There were actually several vendors who offered their services for $3/hour, but the Wal-Mart analogy kicked in, i.e., Do I really want to lowball a project that’s such a significant part of my article writing? $5/hour seemed to be a good average among the transcriptionists on the site, and I figured, Well, I could try it out for one project, and if it doesn’t work out, I would only be out $5.
Only one of the vendors responded to my bid; she had been on Elance for a few months but had not won a project. She’s a professional transcriptionist in her day job, so it seemed a good fit. Plus, there was just something about her photograph, you know? In her picture she seemed professional and trustworthy. I know, I know, it’s hard to tell anything about anyone simply from a photo, but sometimes you just have to go with your gut.

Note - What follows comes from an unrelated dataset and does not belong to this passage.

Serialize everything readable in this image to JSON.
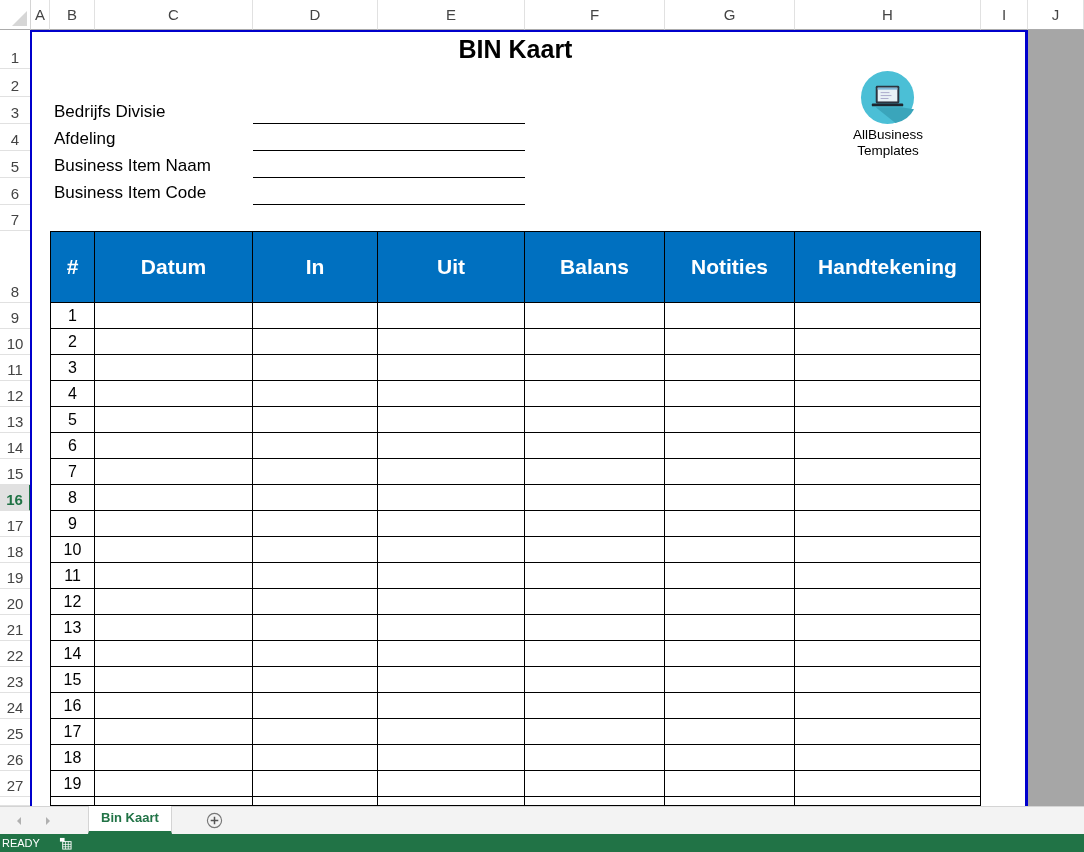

I awarded her the project and asked her to transcribe a 16-minute interview that I had conducted over the telephone. Within two hours of receiving the audio file, she emailed me to let me know that she was done.
Yeah. Color me shocked.

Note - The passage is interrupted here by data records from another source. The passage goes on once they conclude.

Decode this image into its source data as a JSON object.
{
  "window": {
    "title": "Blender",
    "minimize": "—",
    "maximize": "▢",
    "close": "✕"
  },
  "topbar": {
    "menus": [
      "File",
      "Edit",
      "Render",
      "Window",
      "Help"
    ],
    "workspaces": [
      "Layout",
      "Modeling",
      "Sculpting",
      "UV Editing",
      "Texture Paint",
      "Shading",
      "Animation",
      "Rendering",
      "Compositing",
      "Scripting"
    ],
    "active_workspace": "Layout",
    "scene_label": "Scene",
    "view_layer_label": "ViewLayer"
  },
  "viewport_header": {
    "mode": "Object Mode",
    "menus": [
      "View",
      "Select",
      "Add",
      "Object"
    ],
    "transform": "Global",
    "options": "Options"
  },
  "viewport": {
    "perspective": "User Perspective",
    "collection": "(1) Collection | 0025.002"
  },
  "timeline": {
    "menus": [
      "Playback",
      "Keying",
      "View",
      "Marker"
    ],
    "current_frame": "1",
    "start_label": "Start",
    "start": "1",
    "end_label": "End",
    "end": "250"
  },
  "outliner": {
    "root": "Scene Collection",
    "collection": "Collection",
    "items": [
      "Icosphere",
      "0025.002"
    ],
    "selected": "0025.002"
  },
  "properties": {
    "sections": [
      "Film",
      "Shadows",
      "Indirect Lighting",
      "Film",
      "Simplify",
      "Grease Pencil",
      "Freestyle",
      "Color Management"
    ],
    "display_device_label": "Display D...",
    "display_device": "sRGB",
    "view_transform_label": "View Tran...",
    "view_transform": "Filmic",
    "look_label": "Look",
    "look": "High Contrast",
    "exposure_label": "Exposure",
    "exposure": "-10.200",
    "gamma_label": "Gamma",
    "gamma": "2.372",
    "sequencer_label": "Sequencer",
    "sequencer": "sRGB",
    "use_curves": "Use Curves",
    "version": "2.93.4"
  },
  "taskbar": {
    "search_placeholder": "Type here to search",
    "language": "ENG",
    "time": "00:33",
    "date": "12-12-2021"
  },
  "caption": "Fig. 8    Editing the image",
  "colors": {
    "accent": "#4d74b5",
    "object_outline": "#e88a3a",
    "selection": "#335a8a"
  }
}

I quickly perused the file she sent, and with the minor exception of a couple of misspelled words, it was perfect. She had already asked me about unintelligible parts of the audio file, so I knew to expect time stamped segments that she couldn’t catch, but there were relatively few of those. The fact that she had it done in what I consider record time — especially since it was in the middle of the night in the Philippines — was proof enough for me that I had found a winner.
I’ve since had her complete a dozen or so more interviews, and each time she’s nailed each and every deadline. When I have her transcribe a particularly problematic interview (lots of background noise, for example), or if I have a really tight deadline, I double her pay and am more than happy to do so. At $10 per audio hour, that’s $20 — still a bargain when you consider that U.S.-based transcriptionists often charge several times that for the same audio file. She doesn’t always hit every single word on the page (e.g., she wrote “scroll” instead of “sprawl”), but her accuracy rate is about 95%, which is perfectly acceptable to me and my needs.

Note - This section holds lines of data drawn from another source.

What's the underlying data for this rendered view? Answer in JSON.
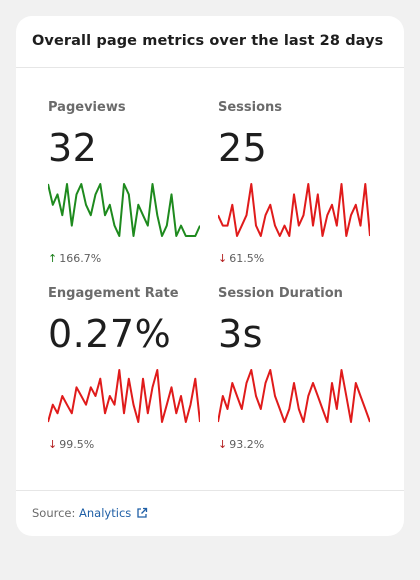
{
  "card": {
    "title": "Overall page metrics over the last 28 days"
  },
  "metrics": [
    {
      "label": "Pageviews",
      "value": "32",
      "change": "166.7%",
      "direction": "up",
      "color": "#1e8a1e",
      "spark": [
        6,
        4,
        5,
        3,
        6,
        2,
        5,
        6,
        4,
        3,
        5,
        6,
        3,
        4,
        2,
        1,
        6,
        5,
        1,
        4,
        3,
        2,
        6,
        3,
        1,
        2,
        5,
        1,
        2,
        1,
        1,
        1,
        2
      ]
    },
    {
      "label": "Sessions",
      "value": "25",
      "change": "61.5%",
      "direction": "down",
      "color": "#e01b1b",
      "spark": [
        3,
        2,
        2,
        4,
        1,
        2,
        3,
        6,
        2,
        1,
        3,
        4,
        2,
        1,
        2,
        1,
        5,
        2,
        3,
        6,
        2,
        5,
        1,
        3,
        4,
        2,
        6,
        1,
        3,
        4,
        2,
        6,
        1
      ]
    },
    {
      "label": "Engagement Rate",
      "value": "0.27%",
      "change": "99.5%",
      "direction": "down",
      "color": "#e01b1b",
      "spark": [
        1,
        3,
        2,
        4,
        3,
        2,
        5,
        4,
        3,
        5,
        4,
        6,
        2,
        4,
        3,
        7,
        2,
        6,
        3,
        1,
        6,
        2,
        5,
        7,
        1,
        3,
        5,
        2,
        4,
        1,
        3,
        6,
        1
      ]
    },
    {
      "label": "Session Duration",
      "value": "3s",
      "change": "93.2%",
      "direction": "down",
      "color": "#e01b1b",
      "spark": [
        1,
        3,
        2,
        4,
        3,
        2,
        4,
        5,
        3,
        2,
        4,
        5,
        3,
        2,
        1,
        2,
        4,
        2,
        1,
        3,
        4,
        3,
        2,
        1,
        4,
        2,
        5,
        3,
        1,
        4,
        3,
        2,
        1
      ]
    }
  ],
  "footer": {
    "source_label": "Source:",
    "source_link": "Analytics",
    "link_icon": "external-link-icon"
  }
}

I know that some will argue that I’m contributing to the outsourcing of valuable U.S. jobs, taking away work that Americans can do and handing it over to underpaid foreign workers. It’s a valid argument. But as a small business operator in a very, very competitive environment, I simply couldn’t afford to grow my business without such inexpensive labor. Very few small businesses can, especially those that are in the creative markets. I, too, am competing against qualified, cheap professionals from overseas. I’m using whatever tools are at my arsenal — free or cheap open-source software, cloud computing, Elance — to maintain my business and still offer high-quality services.
Is it for everyone? Small businesses might appreciate the chance to hire contract workers for their IT, graphic design, and yes, writing needs at very affordable rates. Is it guaranteed to work for everyone? I concede that I may have gotten lucky on finding my super-duper transcriptionist. An article I read in a recent issue of BusinessWeek featured one Elance buyer who was burned by the IT guys he hired through the site from India. He forked over $750 and received mediocre work in return; essentially, they just “tweaked some sample designs.” He complained to the Elance folks and was able to get his money back. He did try again, however, and found another firm that charged him $1,000 and did excellent work. The firm is based in — guess where — Oregon. Of the new firm, he says, “It was a match made in heaven.”
I might try my luck again at bidding for projects on Elance as a vendor, but for now I’m very, very happy as a buyer. As my business grows, I hope to pay her more, and perhaps even hire a virtual assistant. Someday.